Although the mechanism of atazanavir (ATV)-related hyperbilirubinemia is well identified, its prevalence, risk factors, and association with transaminase flares have rarely been assessed in a large population from the "real life" setting. Prospectively collected data on 2,404 patients from the Italian MASTER Cohort and the Italian ATV expanded access program database were examined. Uni- and multivariable Cox proportional hazards regression models were conducted to identify risk factors for grade a parts per thousand yen III hyperbilirubinemia during the administration of ATV. The risk of increased levels of serum alanine aminotranferase (ALT) was compared between patients with or without grade a parts per thousand yen III hyperbilirubinemia in a Cox regression analysis stratified by hepatitis C virus (HCV) serostatus. Grade III and IV hyperbilirubinemia were observed in 1,072 (44.6%) and 174 (7.2%) of the patients, respectively. Higher CD4+ T-cell counts, abnormal bilirubinemia at baseline, and ritonavir co-administration were associated with a higher risk of developing grade a parts per thousand yen III hyperbilirubinemia. In contrast, female gender, clinical class C, and non-nucleoside reverse transcriptase co-administration appeared to be protective. Higher bilirubinemia at baseline and the use of ritonavir were associated with a higher risk of grade IV hyperbilirubinemia. The occurrence of grade a parts per thousand yen III hyperbilirubinemia was not associated with severe hepatotoxicity (hazard ratio 1.00, 95% confidence interval 0.64-1.57; p = 0.997). Hyperbilrubinemia is a common side effect of an ATV pharmacotherapeutic regimen. However, grade IV increase in bilirubin was rarely found. In most cases, ATV hyperbilirubinemia appeared to be an innocent phenomenon as far as the risk of a subsequent increase in liver enzyme level is concerned.

Hyperbilirubinemia during Atazanavir Treatment in 2,404 Patients in the Italian Atazanavir Expanded Access Program and MASTER Cohorts

Torti C;
2009-01-01

Abstract

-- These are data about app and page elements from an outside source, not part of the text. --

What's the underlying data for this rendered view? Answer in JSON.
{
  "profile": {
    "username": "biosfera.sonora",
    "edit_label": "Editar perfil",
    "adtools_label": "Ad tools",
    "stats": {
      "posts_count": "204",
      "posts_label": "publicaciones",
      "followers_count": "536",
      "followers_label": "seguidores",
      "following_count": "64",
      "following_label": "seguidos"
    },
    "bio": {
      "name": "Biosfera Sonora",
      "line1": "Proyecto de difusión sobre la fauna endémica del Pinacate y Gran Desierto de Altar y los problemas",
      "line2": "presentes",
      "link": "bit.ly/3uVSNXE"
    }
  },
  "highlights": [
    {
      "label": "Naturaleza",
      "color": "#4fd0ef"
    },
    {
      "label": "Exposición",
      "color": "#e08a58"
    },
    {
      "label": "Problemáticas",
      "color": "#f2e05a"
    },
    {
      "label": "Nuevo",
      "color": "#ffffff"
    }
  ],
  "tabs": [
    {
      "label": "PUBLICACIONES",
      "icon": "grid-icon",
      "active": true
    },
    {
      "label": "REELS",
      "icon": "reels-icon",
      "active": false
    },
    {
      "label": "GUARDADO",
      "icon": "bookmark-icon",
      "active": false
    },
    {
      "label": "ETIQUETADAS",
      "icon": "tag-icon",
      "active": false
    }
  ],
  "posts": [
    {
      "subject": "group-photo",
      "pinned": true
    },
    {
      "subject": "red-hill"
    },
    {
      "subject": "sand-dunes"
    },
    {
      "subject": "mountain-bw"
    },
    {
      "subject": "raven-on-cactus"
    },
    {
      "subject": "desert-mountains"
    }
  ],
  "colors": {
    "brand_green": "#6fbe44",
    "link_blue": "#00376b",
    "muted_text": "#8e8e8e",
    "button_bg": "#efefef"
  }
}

Although the mechanism of atazanavir (ATV)-related hyperbilirubinemia is well identified, its prevalence, risk factors, and association with transaminase flares have rarely been assessed in a large population from the "real life" setting. Prospectively collected data on 2,404 patients from the Italian MASTER Cohort and the Italian ATV expanded access program database were examined. Uni- and multivariable Cox proportional hazards regression models were conducted to identify risk factors for grade a parts per thousand yen III hyperbilirubinemia during the administration of ATV. The risk of increased levels of serum alanine aminotranferase (ALT) was compared between patients with or without grade a parts per thousand yen III hyperbilirubinemia in a Cox regression analysis stratified by hepatitis C virus (HCV) serostatus. Grade III and IV hyperbilirubinemia were observed in 1,072 (44.6%) and 174 (7.2%) of the patients, respectively. Higher CD4+ T-cell counts, abnormal bilirubinemia at baseline, and ritonavir co-administration were associated with a higher risk of developing grade a parts per thousand yen III hyperbilirubinemia. In contrast, female gender, clinical class C, and non-nucleoside reverse transcriptase co-administration appeared to be protective. Higher bilirubinemia at baseline and the use of ritonavir were associated with a higher risk of grade IV hyperbilirubinemia. The occurrence of grade a parts per thousand yen III hyperbilirubinemia was not associated with severe hepatotoxicity (hazard ratio 1.00, 95% confidence interval 0.64-1.57; p = 0.997). Hyperbilrubinemia is a common side effect of an ATV pharmacotherapeutic regimen. However, grade IV increase in bilirubin was rarely found. In most cases, ATV hyperbilirubinemia appeared to be an innocent phenomenon as far as the risk of a subsequent increase in liver enzyme level is concerned.
2009
HIV; hyperbilirubinemia; atazanavir
File in questo prodotto:
Non ci sono file associati a questo prodotto.

I documenti in IRIS sono protetti da copyright e tutti i diritti sono riservati, salvo diversa indicazione.

Utilizza questo identificativo per citare o creare un link a questo documento: https://hdl.handle.net/20.500.12317/9554
 Attenzione

Attenzione! I dati visualizzati non sono stati sottoposti a validazione da parte dell'ateneo

Citazioni
  • ???jsp.display-item.citation.pmc??? ND
  • Scopus 46
  • ???jsp.display-item.citation.isi??? 43
social impact